The fallout from cuts to the state’s family planning budget continues. While state legislators had Planned Parenthood in their sights when they slashed the budget by two-thirds, some sixty women’s health clinics have closed permanently as a result, Carolyn Jones reports in the Texas Observer. And Planned Parenthood only operated twelve of the clinics that closed.

“In hoping to punish Planned Parenthood, politicians handicapped other providers and in so doing, left a safety net for 220,000 women in tatters. By politicizing women’s health, state lawmakers are risking a public health crisis,” Jones wrote.

Jones distilled the impact of the array of cuts this way:

Under this new bare-bones regime, women are expected to go to federally qualified health centers, whether they are geographically accessible or not. Those health centers, battling to see more patients on less money, will be forced to underwrite their care with Women’s Health Program funds, other state and federal pots, and from private donations. Providers will also shift costs to patients. This gloomy scenario might work if three assumptions about poor women are true: that they are mobile, that they qualify for services under the Women’s Health Program (if it’s still around) and they can afford to share the cost of contraception.

The federally funded health clinics now have to serve a wider base, a classic example of “doing more with less.” And they have raised prices to keep their doors open. “The result is that costs have shifted to patients, and exceptionally poor women now make hard choices about paying for their well-woman care. Some will find the cash, but an alarming number won’t,” Jones wrote.

Mimi Swartz broke down some of the increased costs women are facing in her August 2012 TEXAS MONTHLY cover story on women’s health. “The tab for a wellness checkup, formerly covered by state and federal funds, now costs $133 – a prohibitive amount for someone having to choose between paying that or an electric bill,” she wrote. And low-income women and teens who were once eligible to receive free birth control, now must cough up $94 to get a prescription for the pills.

Where have clinics closed? Many of the sixty clinics that have closed have been clustered around “the Panhandle, Central Texas, and on the border with Mexico,” Jones wrote. Some of the shuttered Planned Parenthood clinics were in the Metroplex (Arlington, Mesquite, Plano, and Terrell), West Texas (Odessa), and South Texas (Brownsville, Mission, Rio Grande City, and Alice.)

Lawmakers were warned that these cuts would have dire effects for women across the state, Jones wrote: “Clinics would close and a spike in disease, pregnancies and abortions would follow,” she wrote. But this argument did not sway them:

Regardless, they slashed the budget. Lawmakers were quite clear about their motivation: They hoped to drive abortion providers out of business. Their specific target—Planned Parenthood—also provides family planning and preventive health care to low income women. In their zeal to attack Planned Parenthood, politicians designed a funding formula that caused collateral damage.

At ThinkProgress, Tara Culp-Ressler slammed the politicization of women’s health care:

Throughout the political battles over the War on Women, Planned Parenthood has become a buzzword for anti-choice Republicans who seek to equate Planned Parenthood clinics with death and destruction.
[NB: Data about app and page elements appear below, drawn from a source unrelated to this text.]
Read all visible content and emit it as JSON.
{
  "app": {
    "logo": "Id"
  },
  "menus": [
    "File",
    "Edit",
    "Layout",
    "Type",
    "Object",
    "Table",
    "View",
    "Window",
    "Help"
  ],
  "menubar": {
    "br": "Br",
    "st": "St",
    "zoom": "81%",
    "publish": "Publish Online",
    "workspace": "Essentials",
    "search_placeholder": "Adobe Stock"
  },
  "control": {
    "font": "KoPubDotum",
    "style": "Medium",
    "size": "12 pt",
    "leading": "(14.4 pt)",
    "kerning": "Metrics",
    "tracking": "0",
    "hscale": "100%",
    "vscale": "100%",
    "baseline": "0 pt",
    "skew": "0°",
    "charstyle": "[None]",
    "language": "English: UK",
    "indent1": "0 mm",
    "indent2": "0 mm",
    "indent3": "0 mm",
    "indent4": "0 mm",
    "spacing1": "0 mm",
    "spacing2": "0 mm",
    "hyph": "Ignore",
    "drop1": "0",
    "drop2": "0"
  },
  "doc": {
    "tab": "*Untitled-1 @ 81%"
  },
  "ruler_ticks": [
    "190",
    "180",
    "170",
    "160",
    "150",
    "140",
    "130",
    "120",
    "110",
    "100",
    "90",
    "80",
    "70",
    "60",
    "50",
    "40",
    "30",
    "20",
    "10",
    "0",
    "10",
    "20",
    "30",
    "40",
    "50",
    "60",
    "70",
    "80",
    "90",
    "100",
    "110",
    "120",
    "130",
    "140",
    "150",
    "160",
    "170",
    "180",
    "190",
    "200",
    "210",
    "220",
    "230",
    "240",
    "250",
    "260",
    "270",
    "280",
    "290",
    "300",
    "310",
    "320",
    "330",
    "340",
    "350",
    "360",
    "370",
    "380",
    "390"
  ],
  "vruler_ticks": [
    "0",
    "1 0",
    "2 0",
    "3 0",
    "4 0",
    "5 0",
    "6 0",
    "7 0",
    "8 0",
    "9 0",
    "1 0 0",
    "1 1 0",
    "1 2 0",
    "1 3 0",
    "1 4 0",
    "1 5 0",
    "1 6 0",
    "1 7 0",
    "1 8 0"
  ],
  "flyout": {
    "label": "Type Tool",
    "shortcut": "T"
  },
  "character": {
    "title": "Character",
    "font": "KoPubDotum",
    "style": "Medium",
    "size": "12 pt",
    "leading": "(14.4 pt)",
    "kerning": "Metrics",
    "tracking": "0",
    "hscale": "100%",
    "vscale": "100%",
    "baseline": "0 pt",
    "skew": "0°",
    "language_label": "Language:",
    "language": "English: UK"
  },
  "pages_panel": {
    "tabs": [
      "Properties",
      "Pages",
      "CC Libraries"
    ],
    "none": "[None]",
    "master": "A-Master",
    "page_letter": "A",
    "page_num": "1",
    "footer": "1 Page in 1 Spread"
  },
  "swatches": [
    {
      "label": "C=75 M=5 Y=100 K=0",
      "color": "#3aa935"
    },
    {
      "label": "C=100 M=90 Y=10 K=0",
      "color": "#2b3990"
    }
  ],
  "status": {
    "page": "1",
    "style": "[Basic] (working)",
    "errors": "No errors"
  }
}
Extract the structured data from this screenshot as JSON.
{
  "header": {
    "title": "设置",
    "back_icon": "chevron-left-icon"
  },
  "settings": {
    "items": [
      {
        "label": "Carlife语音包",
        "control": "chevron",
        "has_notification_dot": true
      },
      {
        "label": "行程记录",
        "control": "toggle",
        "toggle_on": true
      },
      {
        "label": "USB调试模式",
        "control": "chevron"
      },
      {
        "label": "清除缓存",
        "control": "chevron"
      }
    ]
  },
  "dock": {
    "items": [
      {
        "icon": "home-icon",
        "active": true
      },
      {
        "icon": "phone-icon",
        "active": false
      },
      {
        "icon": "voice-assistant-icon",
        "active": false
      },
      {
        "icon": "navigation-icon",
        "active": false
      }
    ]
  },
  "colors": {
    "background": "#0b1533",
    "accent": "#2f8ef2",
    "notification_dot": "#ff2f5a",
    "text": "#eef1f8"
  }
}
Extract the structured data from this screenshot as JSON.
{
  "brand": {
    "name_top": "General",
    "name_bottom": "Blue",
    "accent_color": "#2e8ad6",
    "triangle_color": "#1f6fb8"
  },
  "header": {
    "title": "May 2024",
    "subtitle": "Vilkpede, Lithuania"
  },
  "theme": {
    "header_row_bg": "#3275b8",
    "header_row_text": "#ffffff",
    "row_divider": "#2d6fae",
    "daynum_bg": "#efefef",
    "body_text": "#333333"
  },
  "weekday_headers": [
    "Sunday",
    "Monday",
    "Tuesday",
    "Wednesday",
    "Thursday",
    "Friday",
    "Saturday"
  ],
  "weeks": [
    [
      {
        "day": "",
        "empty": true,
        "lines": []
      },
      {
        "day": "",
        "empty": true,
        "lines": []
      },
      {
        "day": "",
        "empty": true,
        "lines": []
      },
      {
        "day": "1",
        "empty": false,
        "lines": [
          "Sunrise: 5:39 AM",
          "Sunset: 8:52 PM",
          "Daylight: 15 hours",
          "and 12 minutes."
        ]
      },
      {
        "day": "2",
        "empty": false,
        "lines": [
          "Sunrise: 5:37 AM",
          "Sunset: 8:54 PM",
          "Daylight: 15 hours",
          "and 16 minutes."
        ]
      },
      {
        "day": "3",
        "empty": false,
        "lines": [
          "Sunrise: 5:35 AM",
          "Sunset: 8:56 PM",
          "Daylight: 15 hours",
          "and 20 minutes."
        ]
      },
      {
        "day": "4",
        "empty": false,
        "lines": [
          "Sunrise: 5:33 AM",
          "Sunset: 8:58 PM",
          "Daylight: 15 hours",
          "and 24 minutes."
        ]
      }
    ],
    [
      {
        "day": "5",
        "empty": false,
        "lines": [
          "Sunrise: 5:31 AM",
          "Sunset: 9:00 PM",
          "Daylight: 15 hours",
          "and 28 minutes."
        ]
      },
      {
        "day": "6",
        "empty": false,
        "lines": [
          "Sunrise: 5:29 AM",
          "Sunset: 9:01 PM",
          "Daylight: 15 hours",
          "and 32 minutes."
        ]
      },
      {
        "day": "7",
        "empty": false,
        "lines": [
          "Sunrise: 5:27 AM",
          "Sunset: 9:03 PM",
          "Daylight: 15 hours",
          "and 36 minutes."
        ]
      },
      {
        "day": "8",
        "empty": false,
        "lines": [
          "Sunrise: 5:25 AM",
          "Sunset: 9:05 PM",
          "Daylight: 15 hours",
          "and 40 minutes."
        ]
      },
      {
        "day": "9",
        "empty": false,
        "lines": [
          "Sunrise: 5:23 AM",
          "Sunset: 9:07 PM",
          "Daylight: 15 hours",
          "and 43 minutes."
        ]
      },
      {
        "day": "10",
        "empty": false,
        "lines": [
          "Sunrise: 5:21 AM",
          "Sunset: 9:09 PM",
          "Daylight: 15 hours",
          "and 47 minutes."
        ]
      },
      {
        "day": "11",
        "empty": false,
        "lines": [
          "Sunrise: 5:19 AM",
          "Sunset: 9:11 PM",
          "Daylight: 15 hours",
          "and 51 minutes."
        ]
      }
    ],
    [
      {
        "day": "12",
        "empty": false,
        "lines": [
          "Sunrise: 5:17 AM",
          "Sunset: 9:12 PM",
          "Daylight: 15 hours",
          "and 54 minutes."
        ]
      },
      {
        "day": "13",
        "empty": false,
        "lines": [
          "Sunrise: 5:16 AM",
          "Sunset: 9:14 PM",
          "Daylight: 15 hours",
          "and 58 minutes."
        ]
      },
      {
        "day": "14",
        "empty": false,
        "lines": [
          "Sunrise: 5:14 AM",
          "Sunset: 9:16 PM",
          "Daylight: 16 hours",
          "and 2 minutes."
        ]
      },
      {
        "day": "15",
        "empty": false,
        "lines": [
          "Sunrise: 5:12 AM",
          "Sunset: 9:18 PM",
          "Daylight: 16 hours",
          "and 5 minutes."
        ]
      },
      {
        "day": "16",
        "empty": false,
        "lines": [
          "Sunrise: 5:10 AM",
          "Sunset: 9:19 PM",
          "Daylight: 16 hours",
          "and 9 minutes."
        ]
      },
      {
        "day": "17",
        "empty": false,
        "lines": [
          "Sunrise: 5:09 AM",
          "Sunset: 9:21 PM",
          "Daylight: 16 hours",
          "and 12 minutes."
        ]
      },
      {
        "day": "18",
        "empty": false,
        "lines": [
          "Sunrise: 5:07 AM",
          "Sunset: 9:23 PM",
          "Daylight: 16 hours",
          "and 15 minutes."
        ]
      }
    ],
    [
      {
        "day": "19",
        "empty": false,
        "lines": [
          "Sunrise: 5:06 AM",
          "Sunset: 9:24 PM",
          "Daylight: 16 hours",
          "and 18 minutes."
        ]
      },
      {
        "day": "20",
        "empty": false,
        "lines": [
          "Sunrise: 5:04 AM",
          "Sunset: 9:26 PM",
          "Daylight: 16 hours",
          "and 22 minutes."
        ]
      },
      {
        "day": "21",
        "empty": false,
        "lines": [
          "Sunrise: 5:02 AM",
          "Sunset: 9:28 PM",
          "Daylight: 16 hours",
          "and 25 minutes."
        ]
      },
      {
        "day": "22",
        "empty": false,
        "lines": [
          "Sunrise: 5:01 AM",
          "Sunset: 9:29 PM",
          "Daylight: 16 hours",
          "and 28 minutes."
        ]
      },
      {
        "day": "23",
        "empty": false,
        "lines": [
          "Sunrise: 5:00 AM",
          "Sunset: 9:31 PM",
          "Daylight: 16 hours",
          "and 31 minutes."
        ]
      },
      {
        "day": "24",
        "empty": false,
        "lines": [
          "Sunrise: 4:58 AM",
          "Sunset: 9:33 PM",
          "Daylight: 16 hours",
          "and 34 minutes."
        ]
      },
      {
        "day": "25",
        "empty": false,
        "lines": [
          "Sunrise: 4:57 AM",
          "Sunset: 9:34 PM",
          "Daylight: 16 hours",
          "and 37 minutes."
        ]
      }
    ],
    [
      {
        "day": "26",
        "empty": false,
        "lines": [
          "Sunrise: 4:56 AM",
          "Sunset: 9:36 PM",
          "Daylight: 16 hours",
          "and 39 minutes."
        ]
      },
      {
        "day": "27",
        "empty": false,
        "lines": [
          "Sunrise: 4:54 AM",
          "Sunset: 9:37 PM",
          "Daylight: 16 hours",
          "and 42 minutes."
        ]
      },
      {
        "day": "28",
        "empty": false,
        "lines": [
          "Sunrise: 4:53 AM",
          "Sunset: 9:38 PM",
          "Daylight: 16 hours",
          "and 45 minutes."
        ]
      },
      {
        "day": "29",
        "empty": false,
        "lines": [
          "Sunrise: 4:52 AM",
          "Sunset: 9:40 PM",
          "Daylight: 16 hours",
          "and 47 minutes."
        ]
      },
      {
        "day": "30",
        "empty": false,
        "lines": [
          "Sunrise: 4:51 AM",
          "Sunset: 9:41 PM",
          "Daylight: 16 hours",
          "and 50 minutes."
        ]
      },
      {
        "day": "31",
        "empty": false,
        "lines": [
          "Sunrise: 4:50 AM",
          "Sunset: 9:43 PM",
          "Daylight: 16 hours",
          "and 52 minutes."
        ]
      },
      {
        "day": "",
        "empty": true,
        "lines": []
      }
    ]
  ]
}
However, the real destruction is wreaked when overarching, politically-motivated attacks on women’s health providers leave low-income women with no affordable contraceptive options, no available STI tests, no regular cancer screenings, and no control over their reproductive health.

And at the Texas Tribune, Thanh Tan lays out the state of the legal battle over the Women’s Health Program. The state wants to exclude Planned Parenthood from the program, which had received the bulk of its funding ($35 million) each year from the federal government. 

Planned Parenthood is awaiting an October hearing in district court over whether its clinics can stay in the Women’s Health Program. A separate case is moving through the U.S. Court of Appeals for the Fifth Circuit. In March, Republican Texas Attorney General Greg Abbott sued the U.S. Department of Health and Human Services for pulling back funding over Texas’ decision to eject clinics affiliated with abortion providers from the program.

As of November 1, the state will be tasked with running the Women’s Health Program on its own, but officials are still hammering out how it will be funded.